An axis of rotation (also called an axis of revolution) is a line around which an object rotates. In calculus and physics, that line is usually imaginary. The radius of rotation is the length from the axis of rotation to the outer edge of the object being rotated.
Example of Axis of Rotation
A simple example is one axle or hinge that allows rotation, but not translation (movement). The following image shows a two-dimensional shape (a half bell) rotating around a single, vertical axis of rotation. If the shape travels 360 degrees, the result is a three-dimensional bell:

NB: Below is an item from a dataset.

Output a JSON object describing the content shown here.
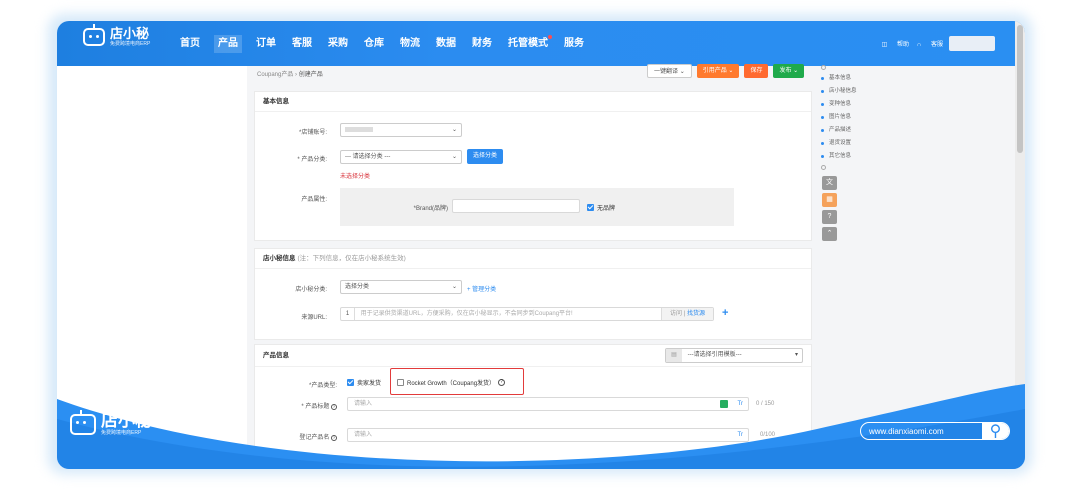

The final object (in this case, a bell) is called an object of revolution.
Radius of Rotation Example
The radius of rotation is a line segment that extends from the rotational axis to a point of interest on the outer edge.
If you’re using the disc method, the radius of rotation is perpendicular (at right angles) to the axis of rotation.

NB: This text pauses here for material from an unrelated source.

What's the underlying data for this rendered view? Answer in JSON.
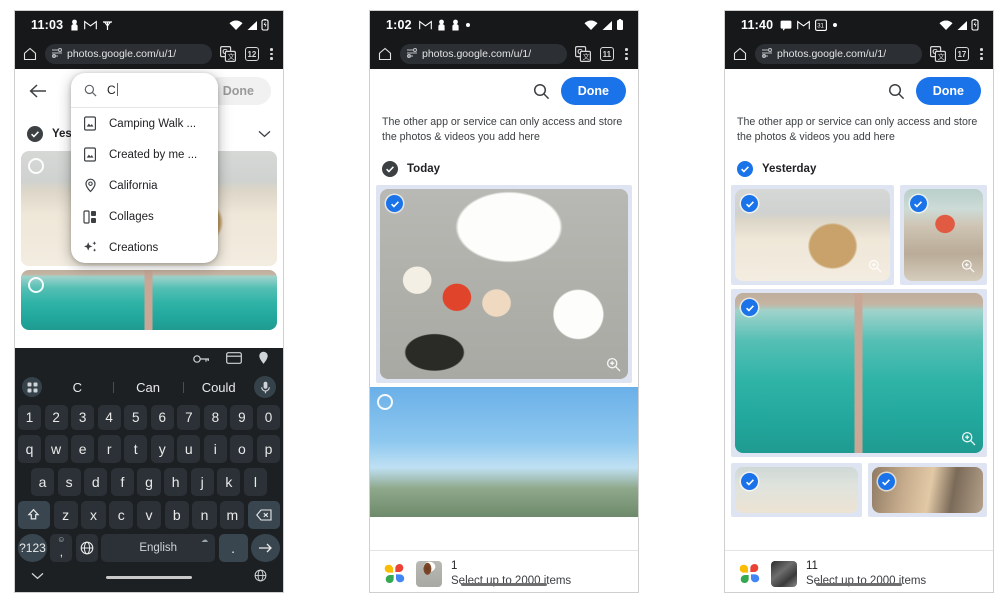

Real Life Axis of Rotation Examples
In aviation, “axis of rotation” refers to one of three axes, about which an airplane pitches, rolls, or yaws.
The three axes (shown in the above image with blue arrows) are:
- Lateral (pitch), controlled by the elevator,
- Longitudinal (roll), controlled by ailerons.
- Vertical (yaw), controlled by the rudder.
2. Earth’s Axis of Rotation
The Earth is tilted at an angle of 23.5° with respect to the Sun. The axis of rotation affects when the seasons happen;
- When the tilt is towards the Sun, it’s summer in the northern hemisphere and winter in the southern hemisphere.
- When the tilt is away from the Sun, it’s winter in the northern hemisphere and summer in the southern hemisphere.
The Earth’s tilt is much like a spinning top; It wobble’s as it orbits the Sun, creating a wobble effect.
Finding the Volume of a Solid of Revolution
The disc method or washer method are used to find the volume of objects of revolution in calculus. The disc method is used for solid objects, while the washer method is a modified disc method for objects with holes. More specifically:
- Use the disc method if:
- The axis of rotation is also the boundary (edge) of the two-dimensional object you’re rotating, and
- The cross sections (thin slices of the resulting solid) are taken perpendicular to the axis of rotation.
- Use the washer method if:
- The axis of rotation isn’t a boundary of the two-dimensional object, and
- The cross sections are taken perpendicular to the axis of rotation.
Smithsonian National Air and Space Museum. How Things Fly. Retrieved October 10, 2019 from: https://howthingsfly.si.edu/flight-dynamics/roll-pitch-and-yaw
Stewart, J. (2009). Calculus: Concepts and Contexts. Retrieved October 8, 2019 from: